‘After the Wedding’ Film Review: Julianne Moore Remake Swaps Genders, Finds a Reason to Exist

With the help of Moore, Michelle Williams and Billy Crudup, director Bart Freundlich offers a new take on a 2006 Susanne Bier drama

The question that looms over every attempt to remake an existing film is a simple one: “What’s the point?”

If a film is good enough to inspire a remake, after all, doesn’t that mean it exists quite nicely on its own, and doesn’t need somebody else trying to do it all over again?

And if the point of the new version is to change things about the original, don’t you run the risk of losing some of the elements that made the first film special?

Director Bart Freundlich, whose remake of Susanne Bier’s 2006 drama “After the Wedding” was the first film to screen on the opening night of this year’s Sundance Film Festival, clearly knows and has thought about those questions.

“Susanne made such a beautiful film,” he said in the Q&A that followed the simultaneous premiere screenings in the Eccles and Ray Theaters, “and I couldn’t see any reason to remake it unless there was a reinvention.”

His reinvention is a simple one, but one with powerful reverberations. In the original, which was nominated for the Best Foreign Language Film Oscar, Mads Mikkelsen plays a Danish man who has moved to India to run a struggling orphanage; he’s summoned back to Denmark by a wealthy potential donor, but the plot thickens with family secrets and ulterior motives that shouldn’t be revealed in much detail. Suffice it to say that it’s a triangle of sorts between Mikkelsen, Rolf Lassgard as the rich man and Sidse Babett Knudsen as his wife, with abundant complications.

When Freundlich started thinking about a remake, he said his wife, Julianne Moore, was interested in playing one role, the rich man played by Rolf Lassgard in the original.

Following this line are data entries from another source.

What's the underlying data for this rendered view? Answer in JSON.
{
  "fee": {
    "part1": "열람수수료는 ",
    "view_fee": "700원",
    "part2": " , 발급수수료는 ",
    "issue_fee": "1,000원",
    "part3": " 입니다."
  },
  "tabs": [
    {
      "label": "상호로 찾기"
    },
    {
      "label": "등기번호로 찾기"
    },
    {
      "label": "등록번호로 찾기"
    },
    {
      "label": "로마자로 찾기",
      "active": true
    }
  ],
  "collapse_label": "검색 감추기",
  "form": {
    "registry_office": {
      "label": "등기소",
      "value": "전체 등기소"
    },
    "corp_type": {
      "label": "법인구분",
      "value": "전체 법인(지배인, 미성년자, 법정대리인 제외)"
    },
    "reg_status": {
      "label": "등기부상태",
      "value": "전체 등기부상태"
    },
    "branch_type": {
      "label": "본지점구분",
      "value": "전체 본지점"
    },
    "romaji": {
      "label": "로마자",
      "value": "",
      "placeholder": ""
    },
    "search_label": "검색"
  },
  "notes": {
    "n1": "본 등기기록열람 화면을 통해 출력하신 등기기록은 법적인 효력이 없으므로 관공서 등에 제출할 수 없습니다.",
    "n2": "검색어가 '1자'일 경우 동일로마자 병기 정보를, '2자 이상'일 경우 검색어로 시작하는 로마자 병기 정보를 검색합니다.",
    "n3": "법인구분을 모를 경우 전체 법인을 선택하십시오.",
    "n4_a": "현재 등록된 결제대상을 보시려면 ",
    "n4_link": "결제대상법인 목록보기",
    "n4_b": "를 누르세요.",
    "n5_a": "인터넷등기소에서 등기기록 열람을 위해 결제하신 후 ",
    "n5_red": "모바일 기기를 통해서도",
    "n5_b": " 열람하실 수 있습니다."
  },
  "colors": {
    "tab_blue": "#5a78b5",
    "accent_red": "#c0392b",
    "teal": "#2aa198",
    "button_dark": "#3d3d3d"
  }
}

That change flipped the triangle to two women (Moore and Michelle Williams) and one man (Billy Crudup) – and again for reasons that shouldn’t be spelled out, the gender swap turns “After the Wedding” on its head in many ways.

For Moore, this marks the second festival in less than five month in which she’s appeared in an English-language remake of a foreign-language film. In September, she was in Toronto for the premiere of “Gloria Bell,” Sebastian Lelio’s almost scene-for-scene remake of his 2013 film, with Moore ably stepping into the shoes of the gifted Chilean actress Paulina Garcia.

Freundlich obviously alters “After the Wedding” more than Lelio did to “Gloria” but interestingly, that gender swap is really the only major change, albeit a change that lets the familiar beats play out in a way that feels fresh.

Like Bier’s film, Freundlich’s is quiet and lovely for much of its running time, aided by Mychael Danna’s gentle score and by the understated grace that Williams brings to the role of the seemingly saintly orphanage worker with a few dark secrets of her own.

Moore’s character is a different story, a tightly-wound and hard-charging entrepreneur who can play at being sweet in between screaming fits at her long-suffering assistant.

For the most part, though, the action unfolds slowly and languidly, until suddenly it doesn’t. First we get real fireworks, then we get acting fireworks – and boy are Moore, Williams and Crudup good at delivering those — and then Freundlich struggles to keep things from lurching into melodrama.

He doesn’t always succeed, but on the whole “After the Wedding” is a touching journey through a world where even those with the best intentions leave some wreckage behind, and where forward motion only comes with hard looks into the past.

Its Sundance premiere came more than 20 years after Freundlich first appeared at the festival with his debut film, the 1997 drama “The Myth of Fingerprints.” His new film seems destined to be his best-received film since that one, and to be embraced as the rare remake that honors the original but also finds its own reason for existing.